Forintos, Gyozo and Ervin Haag. The Petroff Defense. New York: Macmillan 1991.
I mention this because it was once widely available and you may have a copy. I think it is the best book on the Petroff, not least because it is one of the only to offer coverage of the Urusoff Gambit.
Galberg-Lund, Soren. Urusovuv Gambit. Brno: Self published 1995. Available from Chess Digest. An English translation of Galber-Lund's pamphlet was available as The Urusoff Gambit and is therefore in the Archive. It is a terrible translation of likely terrible prose, but it does actually have a couple game references of value. It is mostly supplanted by the materials above.

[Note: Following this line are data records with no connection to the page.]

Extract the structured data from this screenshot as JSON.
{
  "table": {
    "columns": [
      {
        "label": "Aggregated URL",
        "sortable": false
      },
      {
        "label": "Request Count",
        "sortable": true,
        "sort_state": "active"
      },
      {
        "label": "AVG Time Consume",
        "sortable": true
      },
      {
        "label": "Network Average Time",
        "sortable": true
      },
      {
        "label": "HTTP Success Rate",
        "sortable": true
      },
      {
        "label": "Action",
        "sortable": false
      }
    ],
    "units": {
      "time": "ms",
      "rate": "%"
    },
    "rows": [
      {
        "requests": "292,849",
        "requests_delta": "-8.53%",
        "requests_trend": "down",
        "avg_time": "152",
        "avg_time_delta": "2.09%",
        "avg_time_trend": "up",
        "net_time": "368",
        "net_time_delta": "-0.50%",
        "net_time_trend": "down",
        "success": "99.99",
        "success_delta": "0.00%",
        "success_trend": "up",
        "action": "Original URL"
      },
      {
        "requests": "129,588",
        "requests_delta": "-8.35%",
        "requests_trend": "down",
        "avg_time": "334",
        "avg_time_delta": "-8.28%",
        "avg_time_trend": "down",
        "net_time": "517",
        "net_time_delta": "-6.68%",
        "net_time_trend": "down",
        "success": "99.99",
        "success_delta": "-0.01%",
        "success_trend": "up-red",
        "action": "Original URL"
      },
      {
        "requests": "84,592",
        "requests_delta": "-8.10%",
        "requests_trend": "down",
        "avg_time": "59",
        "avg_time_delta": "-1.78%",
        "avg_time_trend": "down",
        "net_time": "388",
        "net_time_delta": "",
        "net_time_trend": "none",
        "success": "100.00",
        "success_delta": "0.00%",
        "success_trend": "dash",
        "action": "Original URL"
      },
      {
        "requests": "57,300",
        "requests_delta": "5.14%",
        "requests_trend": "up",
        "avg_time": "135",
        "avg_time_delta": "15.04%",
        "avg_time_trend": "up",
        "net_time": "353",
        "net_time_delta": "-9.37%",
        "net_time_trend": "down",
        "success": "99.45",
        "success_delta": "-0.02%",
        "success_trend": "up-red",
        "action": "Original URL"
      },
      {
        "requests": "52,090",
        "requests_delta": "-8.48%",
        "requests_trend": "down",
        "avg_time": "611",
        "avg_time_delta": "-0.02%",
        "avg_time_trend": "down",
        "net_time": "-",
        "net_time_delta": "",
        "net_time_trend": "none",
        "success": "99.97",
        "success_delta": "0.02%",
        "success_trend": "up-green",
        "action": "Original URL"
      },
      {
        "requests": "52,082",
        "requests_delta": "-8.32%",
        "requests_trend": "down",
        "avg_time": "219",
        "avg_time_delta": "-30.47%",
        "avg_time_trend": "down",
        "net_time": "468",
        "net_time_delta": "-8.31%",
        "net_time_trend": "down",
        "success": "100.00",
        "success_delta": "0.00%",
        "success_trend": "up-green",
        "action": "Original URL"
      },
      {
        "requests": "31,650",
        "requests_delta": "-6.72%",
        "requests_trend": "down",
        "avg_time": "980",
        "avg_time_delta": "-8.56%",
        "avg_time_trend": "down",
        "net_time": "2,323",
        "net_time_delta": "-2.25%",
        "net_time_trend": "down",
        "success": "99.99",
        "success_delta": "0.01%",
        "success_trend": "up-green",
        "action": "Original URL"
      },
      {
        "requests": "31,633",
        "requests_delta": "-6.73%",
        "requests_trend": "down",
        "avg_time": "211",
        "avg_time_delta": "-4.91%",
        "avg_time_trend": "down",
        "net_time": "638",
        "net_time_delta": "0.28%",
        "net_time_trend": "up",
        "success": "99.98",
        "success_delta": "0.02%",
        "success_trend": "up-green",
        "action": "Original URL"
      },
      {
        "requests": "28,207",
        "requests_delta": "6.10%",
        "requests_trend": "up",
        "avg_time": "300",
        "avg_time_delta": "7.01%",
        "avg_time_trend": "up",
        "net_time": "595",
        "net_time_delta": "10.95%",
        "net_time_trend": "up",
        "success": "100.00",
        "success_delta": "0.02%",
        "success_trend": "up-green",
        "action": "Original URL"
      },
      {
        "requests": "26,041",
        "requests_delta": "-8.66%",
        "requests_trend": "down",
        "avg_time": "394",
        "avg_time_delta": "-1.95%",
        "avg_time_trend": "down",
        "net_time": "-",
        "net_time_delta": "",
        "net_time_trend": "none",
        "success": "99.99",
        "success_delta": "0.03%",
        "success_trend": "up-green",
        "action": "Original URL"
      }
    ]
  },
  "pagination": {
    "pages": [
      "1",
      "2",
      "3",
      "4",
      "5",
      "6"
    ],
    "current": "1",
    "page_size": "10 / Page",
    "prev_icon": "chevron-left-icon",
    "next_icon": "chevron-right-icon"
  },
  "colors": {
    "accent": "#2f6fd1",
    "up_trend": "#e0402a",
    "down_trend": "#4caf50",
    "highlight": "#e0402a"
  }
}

There is also some deep analysis of Avrukh-Skripchenko, Linares 2001, by GM Lukacs in Chess Base Magazine (which Polgar alludes to as her source for notes on the game) and a part of Neishtadt's book "Winning Quickly as White" which discusses the Gipslis game I think--though I don't have either handy to give you more specific citation information. I could also give you a lengthy bibliography of material related to the Open Two Knights Defense with 1.e4 e5 2.Nf3 Nc6 3.Bc4 Nc6 4.d4 (to which the Urusov often transposes), but direct you for now to my incomplete bibliography at my Perreux Variation site.